3rd Strike is also substantially more difficult to play for casual players. Not learning any combos and/or button mashing is far more costly in this game, where random but predictable attacks can easily be rebuffed with a parry. Additionally, unlike the modern fighting games today, the execution is far less forgiving. In Street Fighter IV, for example, you could get the gist of the movement on the joystick, and the special move would still probably come out. Not so in Street Fighter III. Instead, it will laugh at your feeble attempt, and then merrily watch as your opponent wails on you for your mistake. It’s not a savagely difficult game to pick up for casual players, but it certainly isn’t a breeze.
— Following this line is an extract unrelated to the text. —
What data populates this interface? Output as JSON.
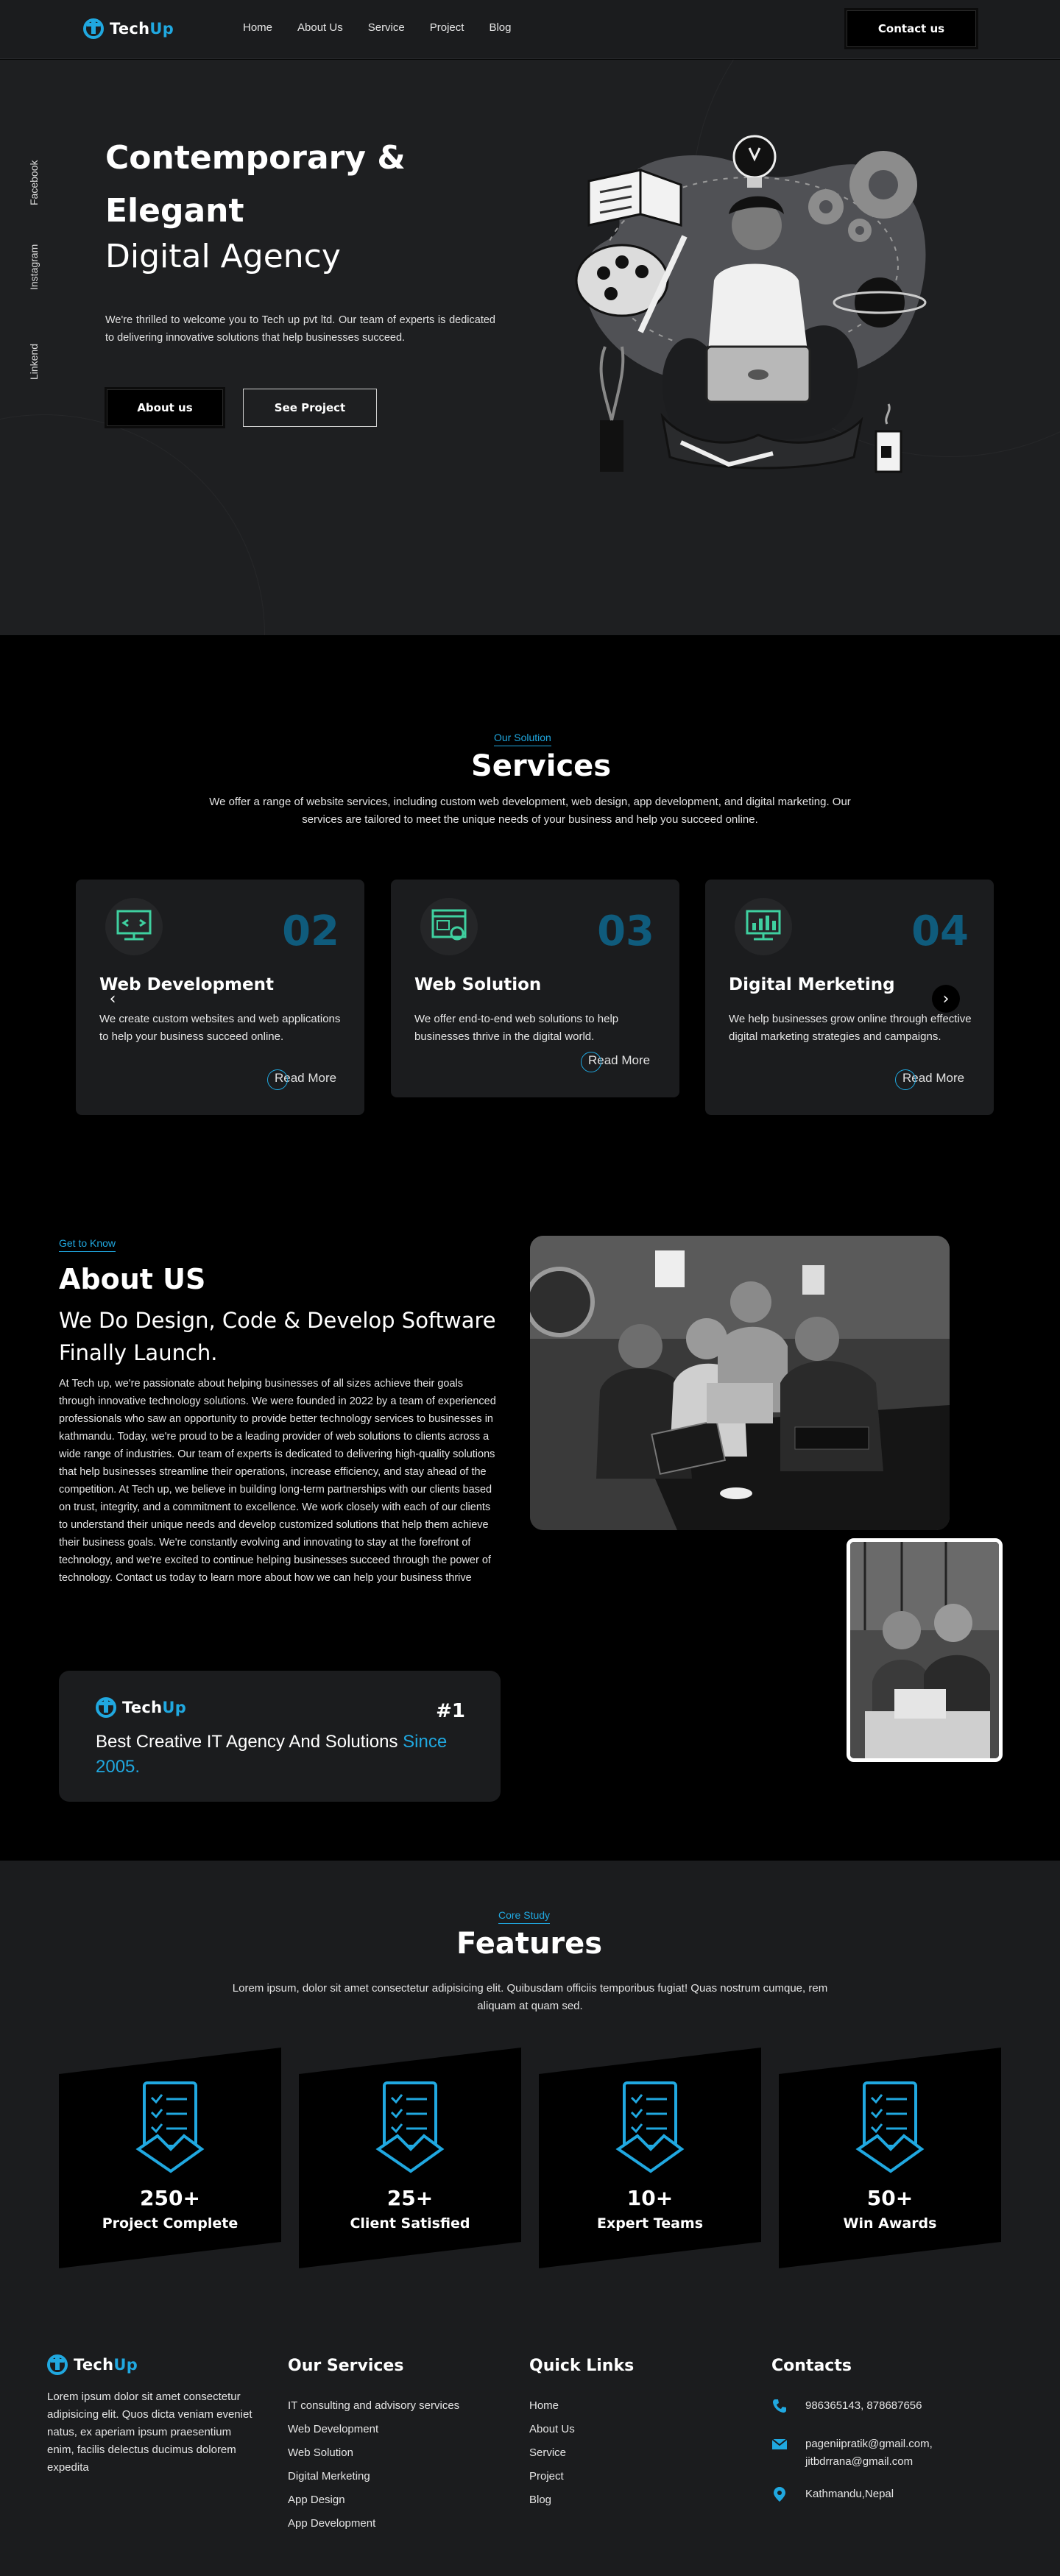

In spite of writing about them in length, these aren’t huge complaints from me. It’s still a great game, which Capcom has awesomely brought to a new generation of fighting game players to enjoy. It’s also at a very budget price of $15 (or $11 if you’re like me and prepaid early as well as having Playstation Plus). If you’re a fan of fighting games, this should be a definite buy for you. Nonetheless, there is one glaring issue which may delay your purchase: the matchmaking. According to Capcom, the current matchmaking system creates more clients than there are hosts to match up with, thus creating a rather long wait time for matches. Not absurdly long, I should note, but long enough to be painful. It’s going to be patched as soon as they can manage, so I wouldn’t see this as a deal breaker. Get the game, and fight for the future (by playing in the past)!
—By Kevin H. from 1 Frame Advantage